**ACTION ITEM:**
Hunt through the entries for the word "this" and copy each line in which it appears.

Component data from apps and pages
++++++++++++++++++++
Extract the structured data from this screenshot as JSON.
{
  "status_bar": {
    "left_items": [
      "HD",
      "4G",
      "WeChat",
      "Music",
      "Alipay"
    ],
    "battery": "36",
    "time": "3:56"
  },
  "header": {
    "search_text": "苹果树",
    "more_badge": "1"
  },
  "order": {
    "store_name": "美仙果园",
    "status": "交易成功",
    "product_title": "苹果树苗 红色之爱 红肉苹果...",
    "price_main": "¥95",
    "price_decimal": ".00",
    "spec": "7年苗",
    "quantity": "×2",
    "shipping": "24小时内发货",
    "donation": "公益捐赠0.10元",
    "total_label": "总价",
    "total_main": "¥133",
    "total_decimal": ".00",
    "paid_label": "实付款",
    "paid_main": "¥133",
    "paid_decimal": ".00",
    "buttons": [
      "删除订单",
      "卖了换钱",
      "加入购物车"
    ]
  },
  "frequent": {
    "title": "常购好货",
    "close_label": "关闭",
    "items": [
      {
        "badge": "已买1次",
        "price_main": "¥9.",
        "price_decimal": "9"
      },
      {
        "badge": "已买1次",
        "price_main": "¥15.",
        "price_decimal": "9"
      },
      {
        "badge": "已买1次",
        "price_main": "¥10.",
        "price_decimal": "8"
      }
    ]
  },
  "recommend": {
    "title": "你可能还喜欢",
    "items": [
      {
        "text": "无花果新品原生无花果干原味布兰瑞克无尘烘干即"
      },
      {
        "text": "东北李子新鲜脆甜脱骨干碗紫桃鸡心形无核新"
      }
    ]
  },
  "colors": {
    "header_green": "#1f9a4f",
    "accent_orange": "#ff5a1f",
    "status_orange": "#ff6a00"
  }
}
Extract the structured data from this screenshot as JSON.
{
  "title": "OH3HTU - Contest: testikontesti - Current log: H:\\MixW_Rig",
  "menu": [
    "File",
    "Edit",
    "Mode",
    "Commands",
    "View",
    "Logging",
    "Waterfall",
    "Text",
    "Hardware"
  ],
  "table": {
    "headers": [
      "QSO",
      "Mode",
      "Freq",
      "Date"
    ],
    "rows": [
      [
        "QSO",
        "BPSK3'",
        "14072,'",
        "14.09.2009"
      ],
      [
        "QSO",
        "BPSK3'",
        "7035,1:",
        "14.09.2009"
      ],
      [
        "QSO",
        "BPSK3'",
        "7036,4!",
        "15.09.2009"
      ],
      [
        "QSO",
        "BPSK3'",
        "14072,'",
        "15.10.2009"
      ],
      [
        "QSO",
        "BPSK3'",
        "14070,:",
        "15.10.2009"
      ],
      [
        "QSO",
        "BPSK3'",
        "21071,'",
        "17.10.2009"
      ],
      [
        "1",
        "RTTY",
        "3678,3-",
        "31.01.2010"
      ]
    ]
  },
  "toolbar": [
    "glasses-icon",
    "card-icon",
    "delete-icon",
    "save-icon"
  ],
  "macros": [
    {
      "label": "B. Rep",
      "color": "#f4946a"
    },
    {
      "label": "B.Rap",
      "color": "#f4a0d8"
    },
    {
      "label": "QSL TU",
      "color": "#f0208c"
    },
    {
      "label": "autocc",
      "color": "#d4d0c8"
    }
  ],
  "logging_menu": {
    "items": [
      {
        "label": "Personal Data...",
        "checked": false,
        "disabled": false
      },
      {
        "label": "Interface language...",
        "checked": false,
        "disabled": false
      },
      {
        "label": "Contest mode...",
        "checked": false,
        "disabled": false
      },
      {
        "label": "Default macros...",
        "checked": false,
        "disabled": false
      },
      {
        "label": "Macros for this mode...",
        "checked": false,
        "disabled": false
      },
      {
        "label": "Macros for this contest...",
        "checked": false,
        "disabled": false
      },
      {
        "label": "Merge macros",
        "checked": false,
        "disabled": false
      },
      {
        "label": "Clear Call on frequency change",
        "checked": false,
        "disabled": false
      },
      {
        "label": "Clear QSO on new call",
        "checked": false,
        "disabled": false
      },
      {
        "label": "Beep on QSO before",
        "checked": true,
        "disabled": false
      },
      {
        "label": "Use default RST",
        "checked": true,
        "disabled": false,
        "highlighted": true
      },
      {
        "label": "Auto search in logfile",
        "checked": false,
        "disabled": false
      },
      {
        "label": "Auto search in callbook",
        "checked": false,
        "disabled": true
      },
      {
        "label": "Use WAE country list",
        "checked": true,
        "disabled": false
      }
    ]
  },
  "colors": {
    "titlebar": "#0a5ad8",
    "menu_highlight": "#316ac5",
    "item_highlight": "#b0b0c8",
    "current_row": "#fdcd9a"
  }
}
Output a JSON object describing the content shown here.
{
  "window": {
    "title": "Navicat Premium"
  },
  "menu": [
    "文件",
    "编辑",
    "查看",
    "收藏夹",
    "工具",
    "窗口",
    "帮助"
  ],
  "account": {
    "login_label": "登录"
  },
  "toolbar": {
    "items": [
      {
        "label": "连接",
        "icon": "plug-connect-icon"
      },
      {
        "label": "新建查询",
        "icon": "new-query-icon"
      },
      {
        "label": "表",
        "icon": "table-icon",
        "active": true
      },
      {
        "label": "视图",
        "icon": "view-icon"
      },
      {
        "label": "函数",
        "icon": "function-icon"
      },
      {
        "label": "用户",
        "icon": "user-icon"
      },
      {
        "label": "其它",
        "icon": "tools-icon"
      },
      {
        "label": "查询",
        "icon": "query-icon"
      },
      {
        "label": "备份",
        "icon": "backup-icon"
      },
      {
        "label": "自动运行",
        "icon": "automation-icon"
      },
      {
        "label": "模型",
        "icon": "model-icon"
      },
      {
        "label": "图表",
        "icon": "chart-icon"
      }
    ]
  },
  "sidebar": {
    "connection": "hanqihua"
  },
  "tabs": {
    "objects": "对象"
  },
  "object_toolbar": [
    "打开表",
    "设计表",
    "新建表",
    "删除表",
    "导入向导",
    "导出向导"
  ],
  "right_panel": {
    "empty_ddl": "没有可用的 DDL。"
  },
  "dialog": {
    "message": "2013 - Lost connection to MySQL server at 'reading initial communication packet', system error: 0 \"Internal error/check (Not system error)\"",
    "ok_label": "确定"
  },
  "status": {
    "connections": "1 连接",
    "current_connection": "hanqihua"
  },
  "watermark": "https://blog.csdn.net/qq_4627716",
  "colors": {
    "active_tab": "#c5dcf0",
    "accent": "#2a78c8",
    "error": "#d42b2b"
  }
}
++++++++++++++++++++
**ANSWER AREA:**
Extract the structured data from this screenshot as JSON.
Extract the structured data from this screenshot as JSON.
        "label": "Macros for this mode...",
        "label": "Macros for this contest...",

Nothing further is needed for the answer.